▶ **Exercise instructions**
Your answer must match the records word for word and contain no pictures.

:: Data records ::

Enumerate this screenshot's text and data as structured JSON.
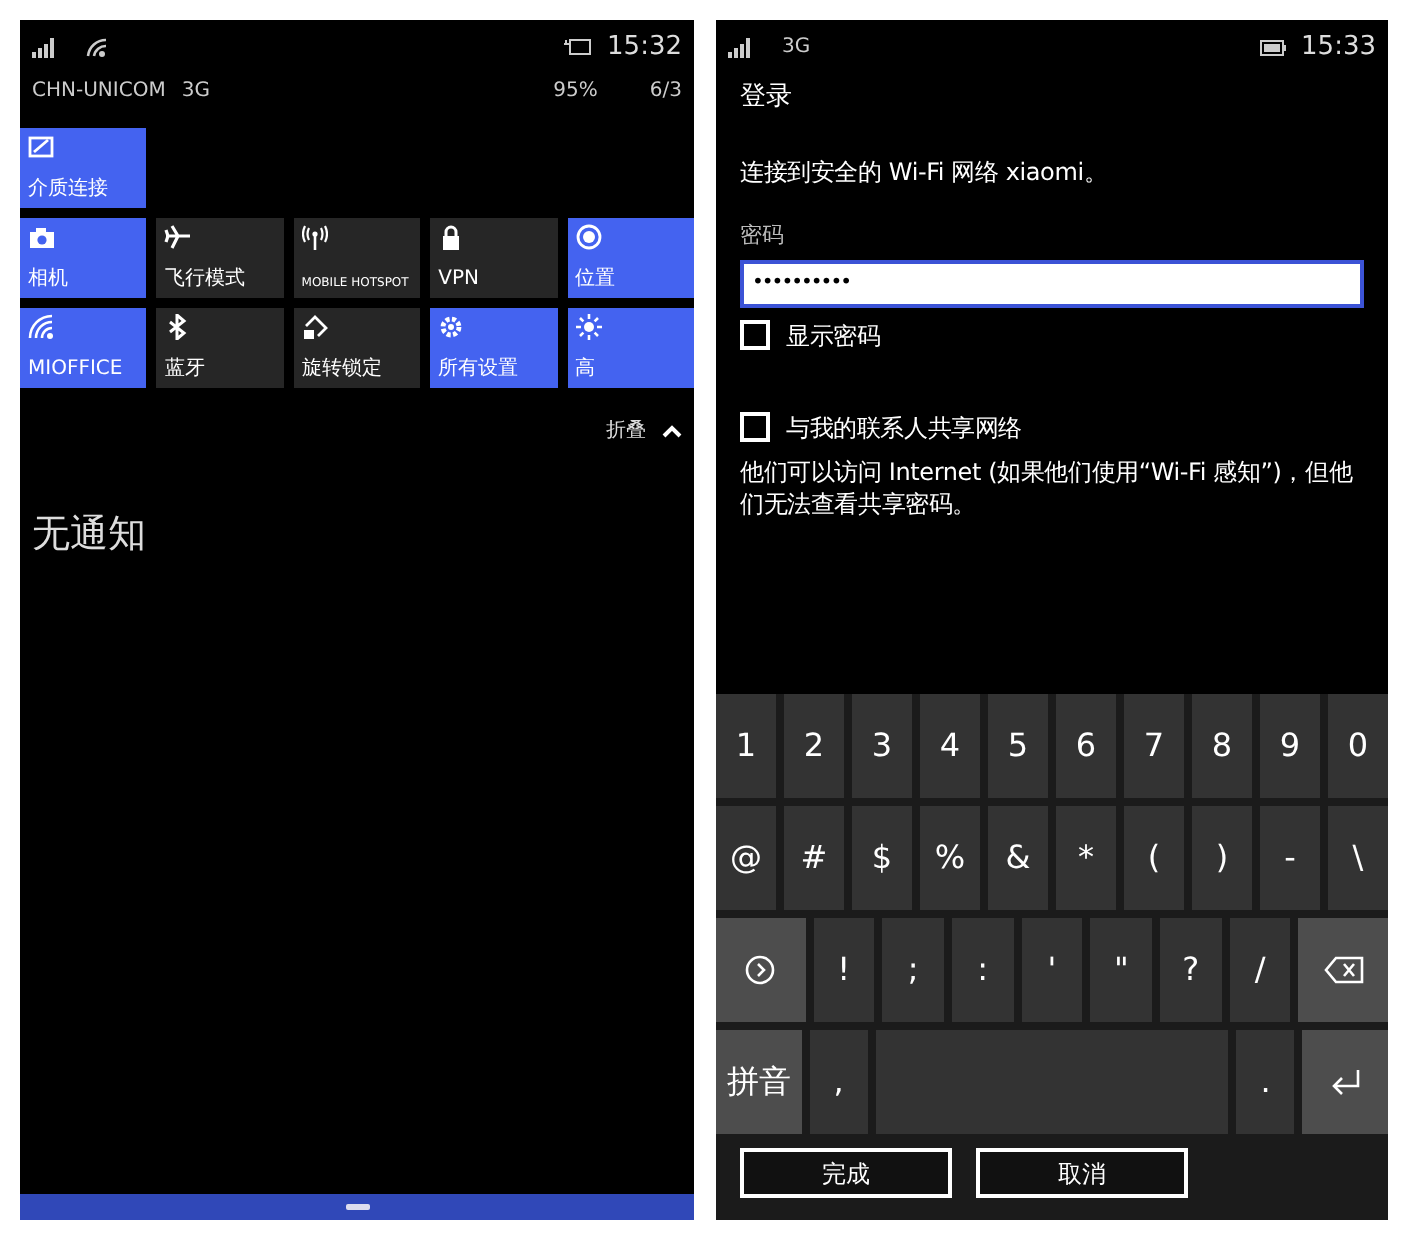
{
  "left_screen": {
    "status_bar": {
      "carrier": "CHN-UNICOM",
      "network": "3G",
      "time": "15:32",
      "battery": "95%",
      "date": "6/3"
    },
    "quick_actions": [
      [
        {
          "label": "介质连接",
          "on": true
        }
      ],
      [
        {
          "label": "相机",
          "on": true
        },
        {
          "label": "飞行模式",
          "on": false
        },
        {
          "label": "MOBILE HOTSPOT",
          "on": false
        },
        {
          "label": "VPN",
          "on": false
        },
        {
          "label": "位置",
          "on": true
        }
      ],
      [
        {
          "label": "MIOFFICE",
          "on": true
        },
        {
          "label": "蓝牙",
          "on": false
        },
        {
          "label": "旋转锁定",
          "on": false
        },
        {
          "label": "所有设置",
          "on": true
        },
        {
          "label": "高",
          "on": true
        }
      ]
    ],
    "collapse": {
      "label": "折叠",
      "expanded": true
    },
    "notifications_message": "无通知"
  },
  "right_screen": {
    "status_bar": {
      "network": "3G",
      "time": "15:33"
    },
    "title": "登录",
    "message": "连接到安全的 Wi-Fi 网络 xiaomi。",
    "password": {
      "label": "密码",
      "value": "••••••••••"
    },
    "show_password": {
      "label": "显示密码",
      "checked": false
    },
    "share_network": {
      "label": "与我的联系人共享网络",
      "checked": false
    },
    "share_note": "他们可以访问 Internet (如果他们使用“Wi-Fi 感知”)，但他们无法查看共享密码。",
    "keyboard": [
      [
        {
          "kind": "char",
          "label": "1"
        },
        {
          "kind": "char",
          "label": "2"
        },
        {
          "kind": "char",
          "label": "3"
        },
        {
          "kind": "char",
          "label": "4"
        },
        {
          "kind": "char",
          "label": "5"
        },
        {
          "kind": "char",
          "label": "6"
        },
        {
          "kind": "char",
          "label": "7"
        },
        {
          "kind": "char",
          "label": "8"
        },
        {
          "kind": "char",
          "label": "9"
        },
        {
          "kind": "char",
          "label": "0"
        }
      ],
      [
        {
          "kind": "char",
          "label": "@"
        },
        {
          "kind": "char",
          "label": "#"
        },
        {
          "kind": "char",
          "label": "$"
        },
        {
          "kind": "char",
          "label": "%"
        },
        {
          "kind": "char",
          "label": "&"
        },
        {
          "kind": "char",
          "label": "*"
        },
        {
          "kind": "char",
          "label": "("
        },
        {
          "kind": "char",
          "label": ")"
        },
        {
          "kind": "char",
          "label": "-"
        },
        {
          "kind": "char",
          "label": "\\"
        }
      ],
      [
        {
          "kind": "more"
        },
        {
          "kind": "char",
          "label": "!"
        },
        {
          "kind": "char",
          "label": ";"
        },
        {
          "kind": "char",
          "label": ":"
        },
        {
          "kind": "char",
          "label": "'"
        },
        {
          "kind": "char",
          "label": "\""
        },
        {
          "kind": "char",
          "label": "?"
        },
        {
          "kind": "char",
          "label": "/"
        },
        {
          "kind": "backspace"
        }
      ],
      [
        {
          "kind": "function",
          "label": "拼音"
        },
        {
          "kind": "char",
          "label": ","
        },
        {
          "kind": "space"
        },
        {
          "kind": "char",
          "label": "."
        },
        {
          "kind": "enter"
        }
      ]
    ],
    "buttons": [
      "完成",
      "取消"
    ]
  }
}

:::

▶ **Answer for this exercise**
Enumerate this screenshot's text and data as structured JSON.
{
  "left_screen": {
    "status_bar": {
      "carrier": "CHN-UNICOM",
      "network": "3G",
      "time": "15:32",
      "battery": "95%",
      "date": "6/3"
    },
    "quick_actions": [
      [
        {
          "label": "介质连接",
          "on": true
        }
      ],
      [
        {
          "label": "相机",
          "on": true
        },
        {
          "label": "飞行模式",
          "on": false
        },
        {
          "label": "MOBILE HOTSPOT",
          "on": false
        },
        {
          "label": "VPN",
          "on": false
        },
        {
          "label": "位置",
          "on": true
        }
      ],
      [
        {
          "label": "MIOFFICE",
          "on": true
        },
        {
          "label": "蓝牙",
          "on": false
        },
        {
          "label": "旋转锁定",
          "on": false
        },
        {
          "label": "所有设置",
          "on": true
        },
        {
          "label": "高",
          "on": true
        }
      ]
    ],
    "collapse": {
      "label": "折叠",
      "expanded": true
    },
    "notifications_message": "无通知"
  },
  "right_screen": {
    "status_bar": {
      "network": "3G",
      "time": "15:33"
    },
    "title": "登录",
    "message": "连接到安全的 Wi-Fi 网络 xiaomi。",
    "password": {
      "label": "密码",
      "value": "••••••••••"
    },
    "show_password": {
      "label": "显示密码",
      "checked": false
    },
    "share_network": {
      "label": "与我的联系人共享网络",
      "checked": false
    },
    "share_note": "他们可以访问 Internet (如果他们使用“Wi-Fi 感知”)，但他们无法查看共享密码。",
    "keyboard": [
      [
        {
          "kind": "char",
          "label": "1"
        },
        {
          "kind": "char",
          "label": "2"
        },
        {
          "kind": "char",
          "label": "3"
        },
        {
          "kind": "char",
          "label": "4"
        },
        {
          "kind": "char",
          "label": "5"
        },
        {
          "kind": "char",
          "label": "6"
        },
        {
          "kind": "char",
          "label": "7"
        },
        {
          "kind": "char",
          "label": "8"
        },
        {
          "kind": "char",
          "label": "9"
        },
        {
          "kind": "char",
          "label": "0"
        }
      ],
      [
        {
          "kind": "char",
          "label": "@"
        },
        {
          "kind": "char",
          "label": "#"
        },
        {
          "kind": "char",
          "label": "$"
        },
        {
          "kind": "char",
          "label": "%"
        },
        {
          "kind": "char",
          "label": "&"
        },
        {
          "kind": "char",
          "label": "*"
        },
        {
          "kind": "char",
          "label": "("
        },
        {
          "kind": "char",
          "label": ")"
        },
        {
          "kind": "char",
          "label": "-"
        },
        {
          "kind": "char",
          "label": "\\"
        }
      ],
      [
        {
          "kind": "more"
        },
        {
          "kind": "char",
          "label": "!"
        },
        {
          "kind": "char",
          "label": ";"
        },
        {
          "kind": "char",
          "label": ":"
        },
        {
          "kind": "char",
          "label": "'"
        },
        {
          "kind": "char",
          "label": "\""
        },
        {
          "kind": "char",
          "label": "?"
        },
        {
          "kind": "char",
          "label": "/"
        },
        {
          "kind": "backspace"
        }
      ],
      [
        {
          "kind": "function",
          "label": "拼音"
        },
        {
          "kind": "char",
          "label": ","
        },
        {
          "kind": "space"
        },
        {
          "kind": "char",
          "label": "."
        },
        {
          "kind": "enter"
        }
      ]
    ],
    "buttons": [
      "完成",
      "取消"
    ]
  }
}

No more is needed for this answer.